At the Scottish Cancer Prevention Network conference We Can I Can in February, my colleague Drew Walker promoted the idea of the right to health. This theme has been the subject of work over the past two years led by another colleague, Cath Denholm, under the SNAP (Scotland’s National Action Plan) for Human Rights programme. That work has produced a series of short films to illustrate points that assert the rights of people to quality and sensitive health and social care, often when people experience long-term conditions and disabilities. More recently the CMO Dr Catherine Calderwood has promoted Realistic Care as a key principle in Scottish medicine, offering a new era that sets new balances and relationships with patients.
What has this got to do with cancer prevention? Surely people who have the right to health have opportunities for cancer prevention?
Applying tests of rights to cancer prevention presents a number of improvement challenges. Has everyone been involved fully in decisions about their care and outcomes? More specifically, does everyone feel their screening test is as dignified as it can be? Does every prisoner have a fair opportunity to access cessation support (72% smoke) and breathe smoke free (28% don’t)? What about opportunities for weight management in mental health care?
This article was originally published in the SCPN Newsletter Volume 7, Issue 2. Read the full issue here, or read the digital edition below (great full screen on mobiles).

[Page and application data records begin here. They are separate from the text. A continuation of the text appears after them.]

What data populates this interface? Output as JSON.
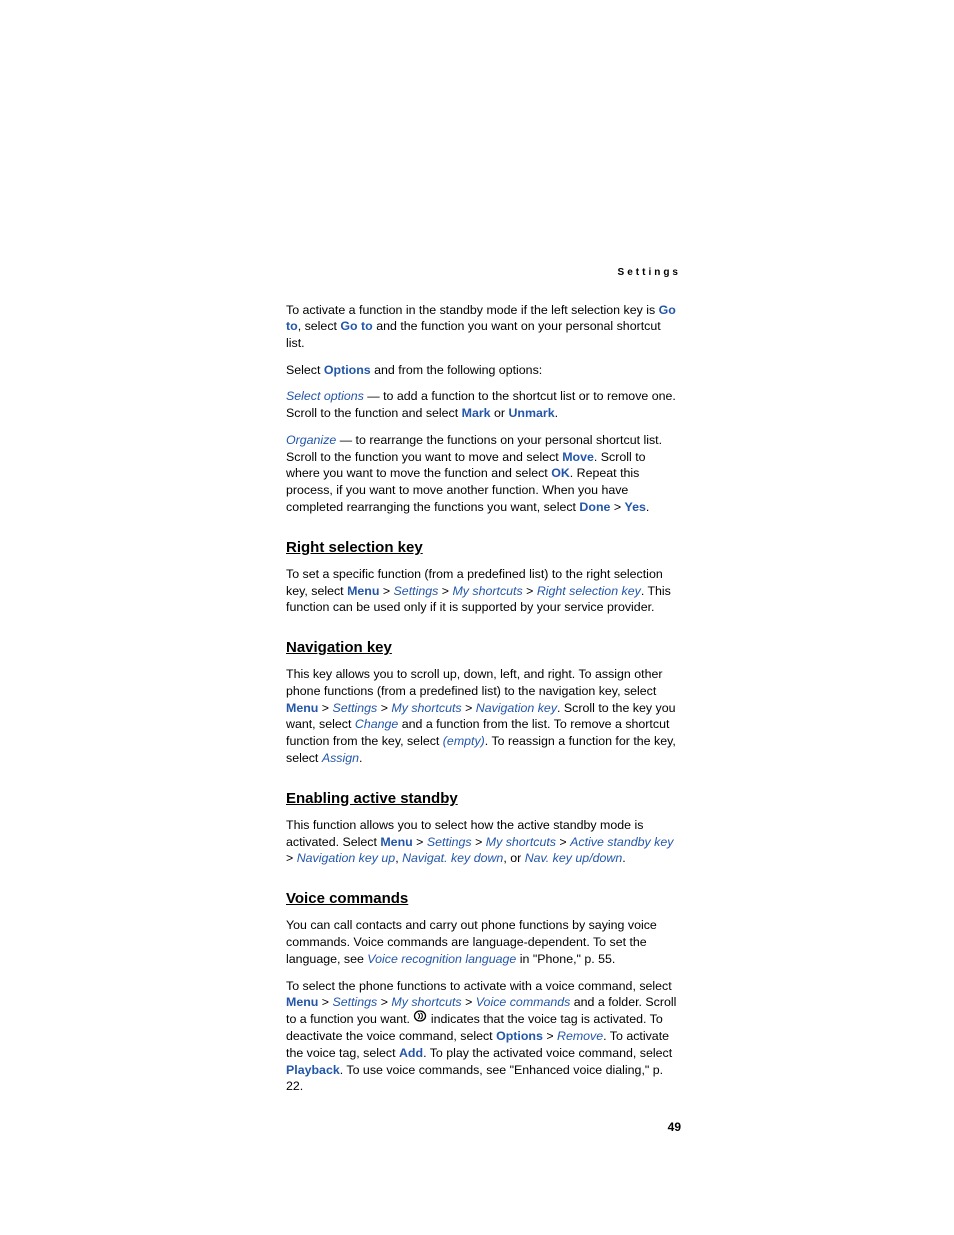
{
  "header": {
    "section": "Settings"
  },
  "p1": {
    "t1": "To activate a function in the standby mode if the left selection key is ",
    "goto1": "Go to",
    "t2": ", select ",
    "goto2": "Go to",
    "t3": " and the function you want on your personal shortcut list."
  },
  "p2": {
    "t1": "Select ",
    "options": "Options",
    "t2": " and from the following options:"
  },
  "p3": {
    "selopt": "Select options",
    "t1": " — to add a function to the shortcut list or to remove one. Scroll to the function and select ",
    "mark": "Mark",
    "t2": " or ",
    "unmark": "Unmark",
    "t3": "."
  },
  "p4": {
    "organize": "Organize",
    "t1": " — to rearrange the functions on your personal shortcut list. Scroll to the function you want to move and select ",
    "move": "Move",
    "t2": ". Scroll to where you want to move the function and select ",
    "ok": "OK",
    "t3": ". Repeat this process, if you want to move another function. When you have completed rearranging the functions you want, select ",
    "done": "Done",
    "gt": " > ",
    "yes": "Yes",
    "t4": "."
  },
  "s1": {
    "title": "Right selection key"
  },
  "p5": {
    "t1": "To set a specific function (from a predefined list) to the right selection key, select ",
    "menu": "Menu",
    "gt1": " > ",
    "settings": "Settings",
    "gt2": " > ",
    "mysc": "My shortcuts",
    "gt3": " > ",
    "rsk": "Right selection key",
    "t2": ". This function can be used only if it is supported by your service provider."
  },
  "s2": {
    "title": "Navigation key"
  },
  "p6": {
    "t1": "This key allows you to scroll up, down, left, and right. To assign other phone functions (from a predefined list) to the navigation key, select ",
    "menu": "Menu",
    "gt1": " > ",
    "settings": "Settings",
    "gt2": " > ",
    "mysc": "My shortcuts",
    "gt3": " > ",
    "navkey": "Navigation key",
    "t2": ". Scroll to the key you want, select ",
    "change": "Change",
    "t3": " and a function from the list. To remove a shortcut function from the key, select ",
    "empty": "(empty)",
    "t4": ". To reassign a function for the key, select ",
    "assign": "Assign",
    "t5": "."
  },
  "s3": {
    "title": "Enabling active standby"
  },
  "p7": {
    "t1": "This function allows you to select how the active standby mode is activated. Select ",
    "menu": "Menu",
    "gt1": " > ",
    "settings": "Settings",
    "gt2": " > ",
    "mysc": "My shortcuts",
    "gt3": " > ",
    "ask": "Active standby key",
    "gt4": " > ",
    "navup": "Navigation key up",
    "t2": ", ",
    "navdown": "Navigat. key down",
    "t3": ", or ",
    "navud": "Nav. key up/down",
    "t4": "."
  },
  "s4": {
    "title": "Voice commands"
  },
  "p8": {
    "t1": "You can call contacts and carry out phone functions by saying voice commands. Voice commands are language-dependent. To set the language, see ",
    "vrl": "Voice recognition language",
    "t2": " in \"Phone,\" p. 55."
  },
  "p9": {
    "t1": "To select the phone functions to activate with a voice command, select ",
    "menu": "Menu",
    "gt1": " > ",
    "settings": "Settings",
    "gt2": " > ",
    "mysc": "My shortcuts",
    "gt3": " > ",
    "vc": "Voice commands",
    "t2": " and a folder. Scroll to a function you want. ",
    "t3": " indicates that the voice tag is activated. To deactivate the voice command, select ",
    "options": "Options",
    "gt4": " > ",
    "remove": "Remove",
    "t4": ". To activate the voice tag, select ",
    "add": "Add",
    "t5": ". To play the activated voice command, select ",
    "playback": "Playback",
    "t6": ". To use voice commands, see \"Enhanced voice dialing,\" p. 22."
  },
  "footer": {
    "page": "49"
  }
}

In our second issue of 2016, Scotland's new cancer strategy, human rights and cancer prevention, the updated Eatwell guide, as well as the usual breakdown of cancer prevention research and news from the Scottish Cancer Prevention Network.